A group of researchers led by Andrea Cavalleri at the Max Planck Institute for Structure and Dynamics of Matter (MPSD) in Hamburg has demonstrated a new method enabling precise measurements of the interatomic forces that hold crystalline solids together. The paper Probing the Interatomic Potential of Solids by Strong-Field Nonlinear Phononics, published online in Nature, explains how a terahertz-frequency laser pulse can drive very large deformations of the crystal.
By measuring the highly unusual atomic trajectories under extreme electromagnetic transients, the MPSD group could reconstruct how rigid the atomic bonds are...
Quantum computers may one day solve algorithmic problems which even the biggest supercomputers today can’t manage. But how do you test a quantum computer to...
For the first time, a team of researchers at the Max-Planck Institute (MPI) for Polymer Research in Mainz, Germany, has succeeded in making an integrated circuit (IC) from just a monolayer of a semiconducting polymer via a bottom-up, self-assembly approach.
In the self-assembly process, the semiconducting polymer arranges itself into an ordered monolayer in a transistor. The transistors are binary switches used...
Breakthrough provides a new concept of the design of molecular motors, sensors and electricity generators at nanoscale
Researchers from the Institute of Organic Chemistry and Biochemistry of the CAS (IOCB Prague), Institute of Physics of the CAS (IP CAS) and Palacký University...
15.02.2018 | Event News
13.02.2018 | Event News

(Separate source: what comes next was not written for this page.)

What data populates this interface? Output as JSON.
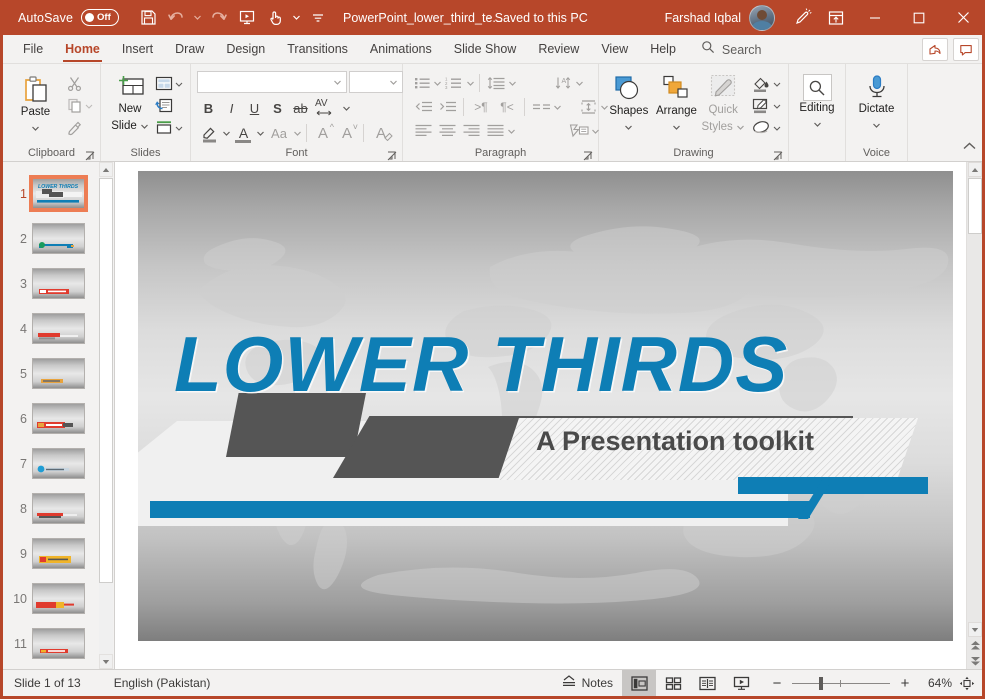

12.02.2018 | Event News
23.02.2018 | Physics and Astronomy
23.02.2018 | Health and Medicine
23.02.2018 | Physics and Astronomy